* WORK TO COMPLETE: What is needed here is every record, retyped without any change.

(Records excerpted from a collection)

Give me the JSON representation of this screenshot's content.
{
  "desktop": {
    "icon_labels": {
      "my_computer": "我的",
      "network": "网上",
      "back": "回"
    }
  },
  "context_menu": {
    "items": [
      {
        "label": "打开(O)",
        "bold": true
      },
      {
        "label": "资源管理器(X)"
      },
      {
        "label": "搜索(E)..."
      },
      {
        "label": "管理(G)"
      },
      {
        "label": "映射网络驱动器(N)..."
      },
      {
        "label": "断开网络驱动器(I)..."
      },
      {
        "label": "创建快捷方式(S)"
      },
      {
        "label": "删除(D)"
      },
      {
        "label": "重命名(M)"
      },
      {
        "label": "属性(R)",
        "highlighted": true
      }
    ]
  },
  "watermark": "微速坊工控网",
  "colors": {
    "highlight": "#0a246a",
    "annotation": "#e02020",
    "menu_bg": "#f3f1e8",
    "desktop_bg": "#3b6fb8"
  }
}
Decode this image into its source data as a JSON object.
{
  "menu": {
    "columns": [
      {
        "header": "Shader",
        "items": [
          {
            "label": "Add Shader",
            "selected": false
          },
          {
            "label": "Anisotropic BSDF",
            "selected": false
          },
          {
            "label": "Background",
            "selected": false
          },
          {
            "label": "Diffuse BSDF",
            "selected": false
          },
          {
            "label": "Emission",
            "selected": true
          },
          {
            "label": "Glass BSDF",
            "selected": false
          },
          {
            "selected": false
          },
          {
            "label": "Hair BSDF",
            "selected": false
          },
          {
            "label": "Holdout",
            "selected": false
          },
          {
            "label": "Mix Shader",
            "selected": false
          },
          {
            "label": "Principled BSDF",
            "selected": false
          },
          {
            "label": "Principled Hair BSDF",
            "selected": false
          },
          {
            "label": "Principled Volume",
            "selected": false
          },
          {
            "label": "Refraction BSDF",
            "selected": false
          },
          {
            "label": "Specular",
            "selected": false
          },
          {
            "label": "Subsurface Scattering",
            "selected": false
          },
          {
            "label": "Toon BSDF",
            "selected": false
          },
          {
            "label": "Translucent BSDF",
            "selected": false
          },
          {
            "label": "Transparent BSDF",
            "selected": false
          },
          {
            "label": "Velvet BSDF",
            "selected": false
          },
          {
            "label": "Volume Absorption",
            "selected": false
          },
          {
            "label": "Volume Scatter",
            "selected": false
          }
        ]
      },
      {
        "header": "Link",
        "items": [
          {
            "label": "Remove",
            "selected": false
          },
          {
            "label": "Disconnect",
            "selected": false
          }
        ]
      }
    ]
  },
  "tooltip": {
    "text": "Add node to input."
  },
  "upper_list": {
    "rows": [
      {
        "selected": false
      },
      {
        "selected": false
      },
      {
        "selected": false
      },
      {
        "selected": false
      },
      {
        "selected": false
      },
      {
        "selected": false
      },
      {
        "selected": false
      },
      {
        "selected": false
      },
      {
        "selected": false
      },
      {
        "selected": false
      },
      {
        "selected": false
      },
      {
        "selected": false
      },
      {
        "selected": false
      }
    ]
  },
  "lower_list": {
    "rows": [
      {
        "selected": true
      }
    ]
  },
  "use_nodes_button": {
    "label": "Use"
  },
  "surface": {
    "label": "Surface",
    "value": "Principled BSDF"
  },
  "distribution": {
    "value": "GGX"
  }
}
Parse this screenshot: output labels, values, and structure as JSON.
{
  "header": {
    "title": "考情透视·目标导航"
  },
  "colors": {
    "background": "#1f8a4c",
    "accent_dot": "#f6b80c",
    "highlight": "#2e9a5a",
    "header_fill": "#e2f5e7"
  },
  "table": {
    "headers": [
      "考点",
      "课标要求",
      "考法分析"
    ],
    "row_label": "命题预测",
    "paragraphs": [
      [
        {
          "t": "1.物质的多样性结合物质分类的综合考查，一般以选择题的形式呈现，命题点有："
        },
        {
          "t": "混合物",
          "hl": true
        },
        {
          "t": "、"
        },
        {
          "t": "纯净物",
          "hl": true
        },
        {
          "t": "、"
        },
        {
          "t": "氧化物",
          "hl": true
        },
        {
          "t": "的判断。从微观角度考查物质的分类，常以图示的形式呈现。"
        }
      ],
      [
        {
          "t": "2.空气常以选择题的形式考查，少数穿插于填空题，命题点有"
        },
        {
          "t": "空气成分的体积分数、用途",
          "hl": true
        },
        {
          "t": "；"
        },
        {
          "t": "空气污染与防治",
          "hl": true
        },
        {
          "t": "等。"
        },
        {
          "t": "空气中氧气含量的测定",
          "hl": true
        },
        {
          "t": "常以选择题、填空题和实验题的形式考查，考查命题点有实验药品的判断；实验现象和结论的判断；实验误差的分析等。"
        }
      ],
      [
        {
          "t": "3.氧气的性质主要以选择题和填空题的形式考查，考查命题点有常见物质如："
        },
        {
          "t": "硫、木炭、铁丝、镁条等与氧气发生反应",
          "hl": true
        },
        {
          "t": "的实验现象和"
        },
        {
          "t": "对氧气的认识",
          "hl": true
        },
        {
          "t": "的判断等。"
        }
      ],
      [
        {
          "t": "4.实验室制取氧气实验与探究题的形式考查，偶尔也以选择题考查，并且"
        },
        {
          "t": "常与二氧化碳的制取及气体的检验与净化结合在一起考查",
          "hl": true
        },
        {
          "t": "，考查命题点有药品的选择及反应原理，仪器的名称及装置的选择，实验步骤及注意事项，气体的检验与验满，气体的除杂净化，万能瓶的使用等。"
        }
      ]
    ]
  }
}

* SOLUTION TO THIS PROBLEM:
Give me the JSON representation of this screenshot's content.
{
  "desktop": {
    "icon_labels": {
      "my_computer": "我的",
      "network": "网上",
      "back": "回"
    }
  },
  "context_menu": {
    "items": [
      {
        "label": "打开(O)",
        "bold": true
      },
      {
        "label": "资源管理器(X)"
      },
      {
        "label": "搜索(E)..."
      },
      {
        "label": "管理(G)"
      },
      {
        "label": "映射网络驱动器(N)..."
      },
      {
        "label": "断开网络驱动器(I)..."
      },
      {
        "label": "创建快捷方式(S)"
      },
      {
        "label": "删除(D)"
      },
      {
        "label": "重命名(M)"
      },
      {
        "label": "属性(R)",
        "highlighted": true
      }
    ]
  },
  "watermark": "微速坊工控网",
  "colors": {
    "highlight": "#0a246a",
    "annotation": "#e02020",
    "menu_bg": "#f3f1e8",
    "desktop_bg": "#3b6fb8"
  }
}
Decode this image into its source data as a JSON object.
{
  "menu": {
    "columns": [
      {
        "header": "Shader",
        "items": [
          {
            "label": "Add Shader",
            "selected": false
          },
          {
            "label": "Anisotropic BSDF",
            "selected": false
          },
          {
            "label": "Background",
            "selected": false
          },
          {
            "label": "Diffuse BSDF",
            "selected": false
          },
          {
            "label": "Emission",
            "selected": true
          },
          {
            "label": "Glass BSDF",
            "selected": false
          },
          {
            "selected": false
          },
          {
            "label": "Hair BSDF",
            "selected": false
          },
          {
            "label": "Holdout",
            "selected": false
          },
          {
            "label": "Mix Shader",
            "selected": false
          },
          {
            "label": "Principled BSDF",
            "selected": false
          },
          {
            "label": "Principled Hair BSDF",
            "selected": false
          },
          {
            "label": "Principled Volume",
            "selected": false
          },
          {
            "label": "Refraction BSDF",
            "selected": false
          },
          {
            "label": "Specular",
            "selected": false
          },
          {
            "label": "Subsurface Scattering",
            "selected": false
          },
          {
            "label": "Toon BSDF",
            "selected": false
          },
          {
            "label": "Translucent BSDF",
            "selected": false
          },
          {
            "label": "Transparent BSDF",
            "selected": false
          },
          {
            "label": "Velvet BSDF",
            "selected": false
          },
          {
            "label": "Volume Absorption",
            "selected": false
          },
          {
            "label": "Volume Scatter",
            "selected": false
          }
        ]
      },
      {
        "header": "Link",
        "items": [
          {
            "label": "Remove",
            "selected": false
          },
          {
            "label": "Disconnect",
            "selected": false
          }
        ]
      }
    ]
  },
  "tooltip": {
    "text": "Add node to input."
  },
  "upper_list": {
    "rows": [
      {
        "selected": false
      },
      {
        "selected": false
      },
      {
        "selected": false
      },
      {
        "selected": false
      },
      {
        "selected": false
      },
      {
        "selected": false
      },
      {
        "selected": false
      },
      {
        "selected": false
      },
      {
        "selected": false
      },
      {
        "selected": false
      },
      {
        "selected": false
      },
      {
        "selected": false
      },
      {
        "selected": false
      }
    ]
  },
  "lower_list": {
    "rows": [
      {
        "selected": true
      }
    ]
  },
  "use_nodes_button": {
    "label": "Use"
  },
  "surface": {
    "label": "Surface",
    "value": "Principled BSDF"
  },
  "distribution": {
    "value": "GGX"
  }
}
Parse this screenshot: output labels, values, and structure as JSON.
{
  "header": {
    "title": "考情透视·目标导航"
  },
  "colors": {
    "background": "#1f8a4c",
    "accent_dot": "#f6b80c",
    "highlight": "#2e9a5a",
    "header_fill": "#e2f5e7"
  },
  "table": {
    "headers": [
      "考点",
      "课标要求",
      "考法分析"
    ],
    "row_label": "命题预测",
    "paragraphs": [
      [
        {
          "t": "1.物质的多样性结合物质分类的综合考查，一般以选择题的形式呈现，命题点有："
        },
        {
          "t": "混合物",
          "hl": true
        },
        {
          "t": "、"
        },
        {
          "t": "纯净物",
          "hl": true
        },
        {
          "t": "、"
        },
        {
          "t": "氧化物",
          "hl": true
        },
        {
          "t": "的判断。从微观角度考查物质的分类，常以图示的形式呈现。"
        }
      ],
      [
        {
          "t": "2.空气常以选择题的形式考查，少数穿插于填空题，命题点有"
        },
        {
          "t": "空气成分的体积分数、用途",
          "hl": true
        },
        {
          "t": "；"
        },
        {
          "t": "空气污染与防治",
          "hl": true
        },
        {
          "t": "等。"
        },
        {
          "t": "空气中氧气含量的测定",
          "hl": true
        },
        {
          "t": "常以选择题、填空题和实验题的形式考查，考查命题点有实验药品的判断；实验现象和结论的判断；实验误差的分析等。"
        }
      ],
      [
        {
          "t": "3.氧气的性质主要以选择题和填空题的形式考查，考查命题点有常见物质如："
        },
        {
          "t": "硫、木炭、铁丝、镁条等与氧气发生反应",
          "hl": true
        },
        {
          "t": "的实验现象和"
        },
        {
          "t": "对氧气的认识",
          "hl": true
        },
        {
          "t": "的判断等。"
        }
      ],
      [
        {
          "t": "4.实验室制取氧气实验与探究题的形式考查，偶尔也以选择题考查，并且"
        },
        {
          "t": "常与二氧化碳的制取及气体的检验与净化结合在一起考查",
          "hl": true
        },
        {
          "t": "，考查命题点有药品的选择及反应原理，仪器的名称及装置的选择，实验步骤及注意事项，气体的检验与验满，气体的除杂净化，万能瓶的使用等。"
        }
      ]
    ]
  }
}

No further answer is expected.